If the hon. Gentleman looks at the part of the UK that became independent 96 years ago, he will see it now enjoys five to six times greater growth. When a country controls all the levers of the economy, it finds that things improve. If a country is scared of responsibility and outsources it to someone else, it should not be surprised if its economy is in reverse. If the hon. Gentleman wants to take control of his life, he should follow the SNP’s route, as the example is there of Ireland, of Iceland, of Norway and of many other countries. What is he scared of? He is scared; that is his problem. He uses migration to make cheap political points on the back of mismanagement by the Home Office and the Government in London—he should be ashamed of himself. I am grateful to him for giving me that row; I particularly enjoyed it.

There are many benefits to migration, and it goes both ways. I have cousins who live in New Zealand. I have Maclean cousins in Cape Breton in Nova Scotia and MacNeil relatives in Vancouver. We have all benefited from the movement of people and, if they are watching, I say a quick hello to them. It is great to use the House of Commons for that opportunity.

My relatives have contributed to New Zealand, Canada and many other places. Other people have helped our country—I gave the example of Pawel Kochanowicz from Poland. The hon. Gentleman’s colleague, Luke Graham, made a more sensible intervention earlier when he said that the problem was a lack of resources. We need dynamic resource allocation to make sure that when populations grow, we get more housing, schools and hospitals, rather than people being blamed. As one of my hon. Friends said to me earlier, those people should be seen as strivers and as aspirational, but when the Home Office get hold of the situation, they are seen as a problem. There is no need for that.

Indeed, the Home Secretary himself conceded that the people who came here under free movement were good—that the students were good and everything was good. They were helping our economy. They were paying more tax than they were taking out. The Government are actually better off having people from other countries here paying more in, because people from this country tend to take out more than we put in. That is why the UK has had a deficit since 2001—a black hole. It has not paid its own way in all those years.

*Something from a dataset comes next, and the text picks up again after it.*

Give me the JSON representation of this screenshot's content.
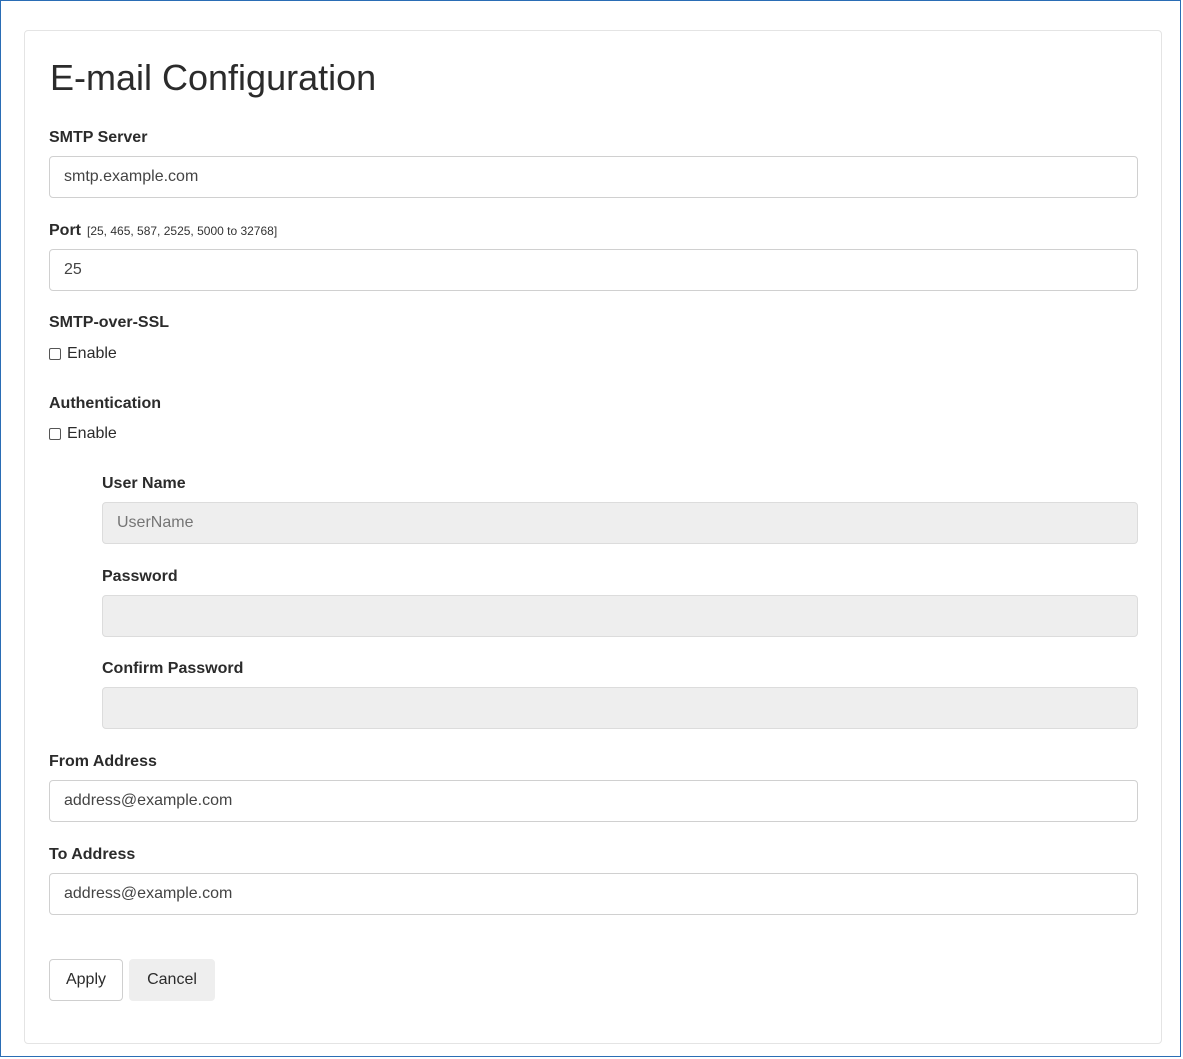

My hon. Friend Stewart Malcolm McDonald suggested that we should perhaps take responsibility for migration away from the Home Office and give it to the Treasury, because then we might get some of the sense and logic that the hon. Member for Saffron Walden talked about in her speech. She is in no danger of promotion in the Tory party if she keeps talking about sense and logic, but she can take her own risks. We need to see this happen. An Immigration Minister said to me, “But we have the manifesto commitment on the one hand and the economy on the other.” I will spare that Minister’s blushes, but we know what Bill Clinton said about the economy. It is important that we look after the economy, and daft, voodoo-based Conservative election promises should be thrown in the bin with all the rest of the voodoo thinking that we have seen from the Home Office and the Government on something that is an opportunity. Migration is an opportunity, and the Bill should be an opportunity to do things, not to stop things.